# Work task:
Exclude the pictures, then repeat the remaining data exactly.

# Records to use:

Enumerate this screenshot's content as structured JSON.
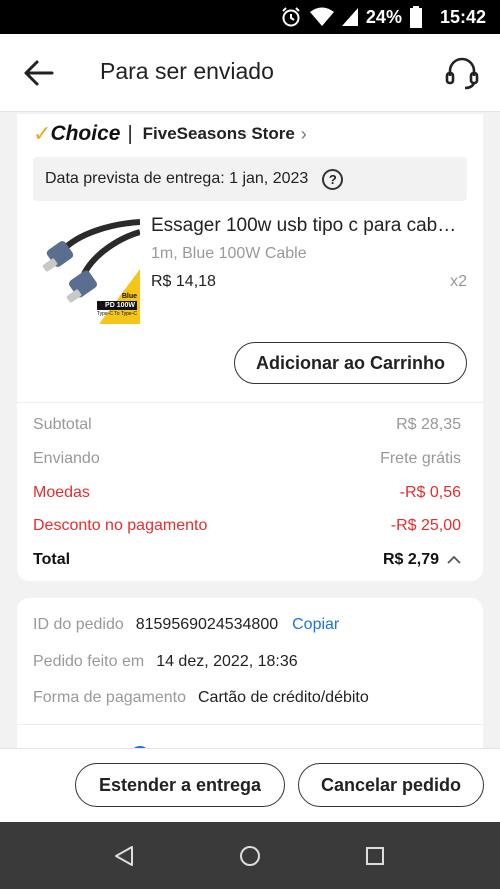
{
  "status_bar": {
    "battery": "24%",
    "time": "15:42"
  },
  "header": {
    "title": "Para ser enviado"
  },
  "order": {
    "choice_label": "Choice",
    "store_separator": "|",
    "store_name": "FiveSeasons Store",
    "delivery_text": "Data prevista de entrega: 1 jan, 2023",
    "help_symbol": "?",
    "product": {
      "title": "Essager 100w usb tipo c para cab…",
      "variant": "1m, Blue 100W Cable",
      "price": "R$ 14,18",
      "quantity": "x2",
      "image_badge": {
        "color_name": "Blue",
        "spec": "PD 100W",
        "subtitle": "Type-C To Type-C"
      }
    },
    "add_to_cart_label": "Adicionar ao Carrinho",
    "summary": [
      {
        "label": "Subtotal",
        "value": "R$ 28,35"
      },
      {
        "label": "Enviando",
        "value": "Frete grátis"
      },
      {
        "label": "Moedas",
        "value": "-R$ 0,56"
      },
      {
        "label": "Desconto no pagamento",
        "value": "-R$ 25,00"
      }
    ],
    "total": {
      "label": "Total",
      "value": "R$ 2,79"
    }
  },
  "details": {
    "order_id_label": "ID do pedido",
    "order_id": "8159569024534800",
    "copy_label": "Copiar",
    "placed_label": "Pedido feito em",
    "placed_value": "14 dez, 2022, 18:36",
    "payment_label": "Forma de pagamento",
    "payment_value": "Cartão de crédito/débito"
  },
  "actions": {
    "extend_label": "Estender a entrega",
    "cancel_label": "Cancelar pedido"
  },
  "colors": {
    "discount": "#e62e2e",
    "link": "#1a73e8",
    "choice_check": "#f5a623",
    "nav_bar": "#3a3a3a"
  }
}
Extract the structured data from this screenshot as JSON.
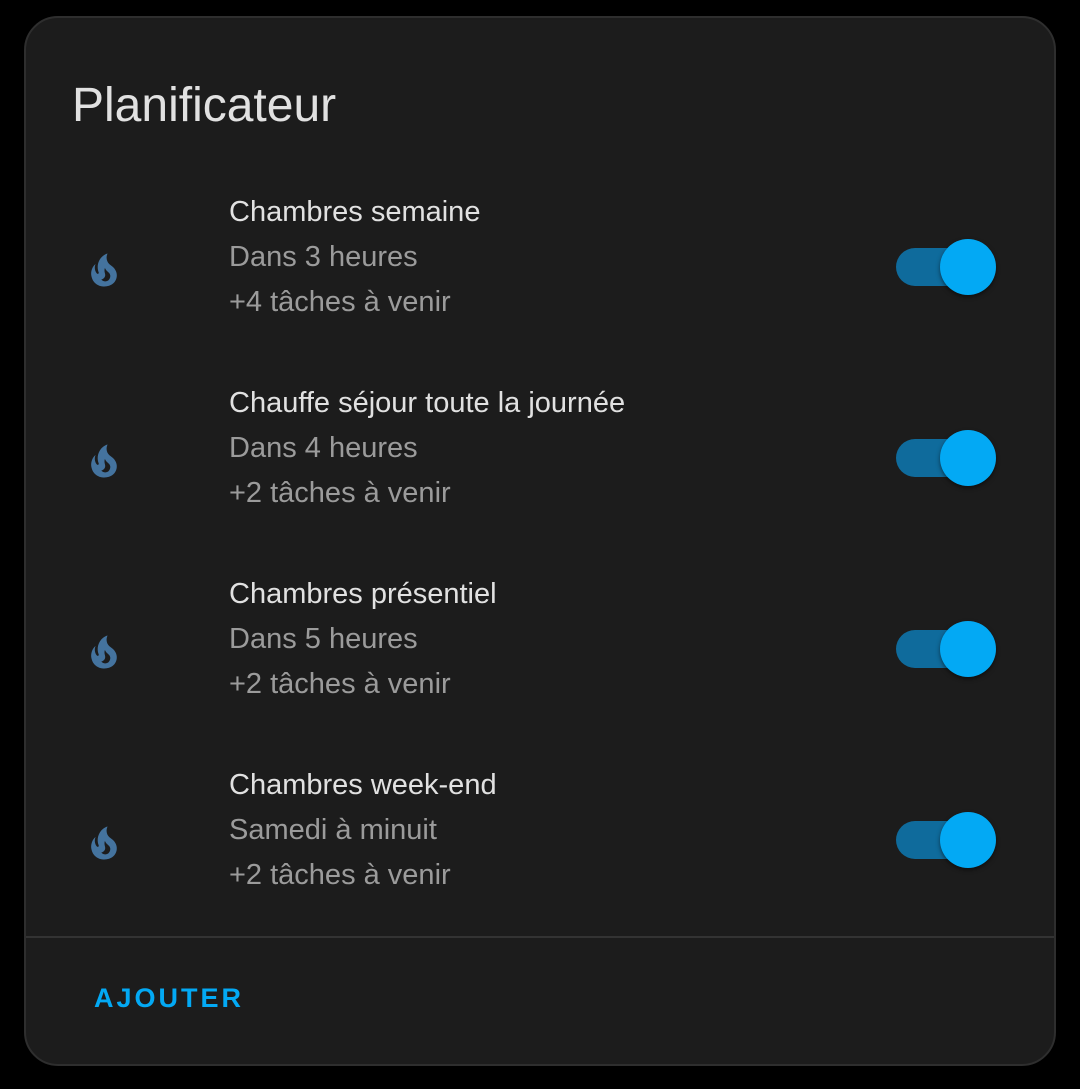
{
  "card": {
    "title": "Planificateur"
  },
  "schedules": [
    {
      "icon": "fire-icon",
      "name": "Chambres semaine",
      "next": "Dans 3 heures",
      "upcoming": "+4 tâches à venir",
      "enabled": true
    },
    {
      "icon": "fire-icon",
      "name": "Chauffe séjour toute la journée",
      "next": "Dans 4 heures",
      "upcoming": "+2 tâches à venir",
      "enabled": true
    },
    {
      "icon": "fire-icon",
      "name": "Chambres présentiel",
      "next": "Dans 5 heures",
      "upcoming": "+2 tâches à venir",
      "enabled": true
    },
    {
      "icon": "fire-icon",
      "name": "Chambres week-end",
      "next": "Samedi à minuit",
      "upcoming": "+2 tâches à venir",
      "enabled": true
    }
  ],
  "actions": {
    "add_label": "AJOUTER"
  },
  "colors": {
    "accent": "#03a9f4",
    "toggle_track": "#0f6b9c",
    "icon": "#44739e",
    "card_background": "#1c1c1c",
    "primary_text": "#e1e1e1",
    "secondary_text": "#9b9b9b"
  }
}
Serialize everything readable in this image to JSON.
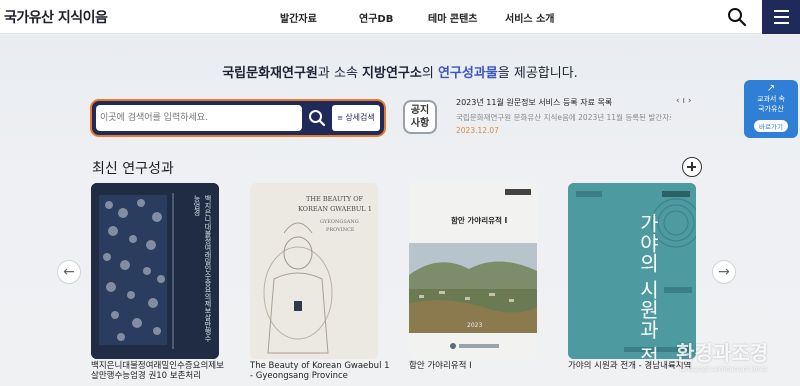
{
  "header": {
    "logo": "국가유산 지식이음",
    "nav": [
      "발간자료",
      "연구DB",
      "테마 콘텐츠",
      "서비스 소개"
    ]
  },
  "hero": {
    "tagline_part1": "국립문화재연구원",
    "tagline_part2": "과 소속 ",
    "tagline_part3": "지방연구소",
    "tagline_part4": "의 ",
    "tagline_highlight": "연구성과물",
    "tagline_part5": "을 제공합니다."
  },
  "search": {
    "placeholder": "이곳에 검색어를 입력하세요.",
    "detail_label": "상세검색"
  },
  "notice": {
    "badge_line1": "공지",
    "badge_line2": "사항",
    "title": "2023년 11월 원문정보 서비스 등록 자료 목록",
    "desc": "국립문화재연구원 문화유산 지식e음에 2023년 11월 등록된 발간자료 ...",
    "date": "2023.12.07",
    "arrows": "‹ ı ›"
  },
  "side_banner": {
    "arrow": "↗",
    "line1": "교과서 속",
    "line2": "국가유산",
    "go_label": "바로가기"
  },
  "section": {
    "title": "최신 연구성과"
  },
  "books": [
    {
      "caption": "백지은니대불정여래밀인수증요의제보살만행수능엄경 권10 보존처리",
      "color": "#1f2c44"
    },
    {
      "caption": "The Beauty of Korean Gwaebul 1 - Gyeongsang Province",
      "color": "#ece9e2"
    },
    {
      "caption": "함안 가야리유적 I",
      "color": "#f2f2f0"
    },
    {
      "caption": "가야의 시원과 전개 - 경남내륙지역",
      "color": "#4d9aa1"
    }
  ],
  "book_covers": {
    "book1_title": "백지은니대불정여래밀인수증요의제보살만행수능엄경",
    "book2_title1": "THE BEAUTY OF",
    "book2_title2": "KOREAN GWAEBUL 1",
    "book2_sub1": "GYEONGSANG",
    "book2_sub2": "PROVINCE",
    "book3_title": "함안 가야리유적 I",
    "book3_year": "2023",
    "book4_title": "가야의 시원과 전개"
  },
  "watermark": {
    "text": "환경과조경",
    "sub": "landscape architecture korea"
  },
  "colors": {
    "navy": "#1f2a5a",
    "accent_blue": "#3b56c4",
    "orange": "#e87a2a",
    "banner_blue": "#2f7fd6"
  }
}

# Written response:
Enumerate this screenshot's content as structured JSON.
{
  "status_bar": {
    "battery": "24%",
    "time": "15:42"
  },
  "header": {
    "title": "Para ser enviado"
  },
  "order": {
    "choice_label": "Choice",
    "store_separator": "|",
    "store_name": "FiveSeasons Store",
    "delivery_text": "Data prevista de entrega: 1 jan, 2023",
    "help_symbol": "?",
    "product": {
      "title": "Essager 100w usb tipo c para cab…",
      "variant": "1m, Blue 100W Cable",
      "price": "R$ 14,18",
      "quantity": "x2",
      "image_badge": {
        "color_name": "Blue",
        "spec": "PD 100W",
        "subtitle": "Type-C To Type-C"
      }
    },
    "add_to_cart_label": "Adicionar ao Carrinho",
    "summary": [
      {
        "label": "Subtotal",
        "value": "R$ 28,35"
      },
      {
        "label": "Enviando",
        "value": "Frete grátis"
      },
      {
        "label": "Moedas",
        "value": "-R$ 0,56"
      },
      {
        "label": "Desconto no pagamento",
        "value": "-R$ 25,00"
      }
    ],
    "total": {
      "label": "Total",
      "value": "R$ 2,79"
    }
  },
  "details": {
    "order_id_label": "ID do pedido",
    "order_id": "8159569024534800",
    "copy_label": "Copiar",
    "placed_label": "Pedido feito em",
    "placed_value": "14 dez, 2022, 18:36",
    "payment_label": "Forma de pagamento",
    "payment_value": "Cartão de crédito/débito"
  },
  "actions": {
    "extend_label": "Estender a entrega",
    "cancel_label": "Cancelar pedido"
  },
  "colors": {
    "discount": "#e62e2e",
    "link": "#1a73e8",
    "choice_check": "#f5a623",
    "nav_bar": "#3a3a3a"
  }
}
Extract the structured data from this screenshot as JSON.
{
  "card": {
    "title": "Planificateur"
  },
  "schedules": [
    {
      "icon": "fire-icon",
      "name": "Chambres semaine",
      "next": "Dans 3 heures",
      "upcoming": "+4 tâches à venir",
      "enabled": true
    },
    {
      "icon": "fire-icon",
      "name": "Chauffe séjour toute la journée",
      "next": "Dans 4 heures",
      "upcoming": "+2 tâches à venir",
      "enabled": true
    },
    {
      "icon": "fire-icon",
      "name": "Chambres présentiel",
      "next": "Dans 5 heures",
      "upcoming": "+2 tâches à venir",
      "enabled": true
    },
    {
      "icon": "fire-icon",
      "name": "Chambres week-end",
      "next": "Samedi à minuit",
      "upcoming": "+2 tâches à venir",
      "enabled": true
    }
  ],
  "actions": {
    "add_label": "AJOUTER"
  },
  "colors": {
    "accent": "#03a9f4",
    "toggle_track": "#0f6b9c",
    "icon": "#44739e",
    "card_background": "#1c1c1c",
    "primary_text": "#e1e1e1",
    "secondary_text": "#9b9b9b"
  }
}
Serialize everything readable in this image to JSON.
{
  "header": {
    "logo": "국가유산 지식이음",
    "nav": [
      "발간자료",
      "연구DB",
      "테마 콘텐츠",
      "서비스 소개"
    ]
  },
  "hero": {
    "tagline_part1": "국립문화재연구원",
    "tagline_part2": "과 소속 ",
    "tagline_part3": "지방연구소",
    "tagline_part4": "의 ",
    "tagline_highlight": "연구성과물",
    "tagline_part5": "을 제공합니다."
  },
  "search": {
    "placeholder": "이곳에 검색어를 입력하세요.",
    "detail_label": "상세검색"
  },
  "notice": {
    "badge_line1": "공지",
    "badge_line2": "사항",
    "title": "2023년 11월 원문정보 서비스 등록 자료 목록",
    "desc": "국립문화재연구원 문화유산 지식e음에 2023년 11월 등록된 발간자료 ...",
    "date": "2023.12.07",
    "arrows": "‹ ı ›"
  },
  "side_banner": {
    "arrow": "↗",
    "line1": "교과서 속",
    "line2": "국가유산",
    "go_label": "바로가기"
  },
  "section": {
    "title": "최신 연구성과"
  },
  "books": [
    {
      "caption": "백지은니대불정여래밀인수증요의제보살만행수능엄경 권10 보존처리",
      "color": "#1f2c44"
    },
    {
      "caption": "The Beauty of Korean Gwaebul 1 - Gyeongsang Province",
      "color": "#ece9e2"
    },
    {
      "caption": "함안 가야리유적 I",
      "color": "#f2f2f0"
    },
    {
      "caption": "가야의 시원과 전개 - 경남내륙지역",
      "color": "#4d9aa1"
    }
  ],
  "book_covers": {
    "book1_title": "백지은니대불정여래밀인수증요의제보살만행수능엄경",
    "book2_title1": "THE BEAUTY OF",
    "book2_title2": "KOREAN GWAEBUL 1",
    "book2_sub1": "GYEONGSANG",
    "book2_sub2": "PROVINCE",
    "book3_title": "함안 가야리유적 I",
    "book3_year": "2023",
    "book4_title": "가야의 시원과 전개"
  },
  "watermark": {
    "text": "환경과조경",
    "sub": "landscape architecture korea"
  },
  "colors": {
    "navy": "#1f2a5a",
    "accent_blue": "#3b56c4",
    "orange": "#e87a2a",
    "banner_blue": "#2f7fd6"
  }
}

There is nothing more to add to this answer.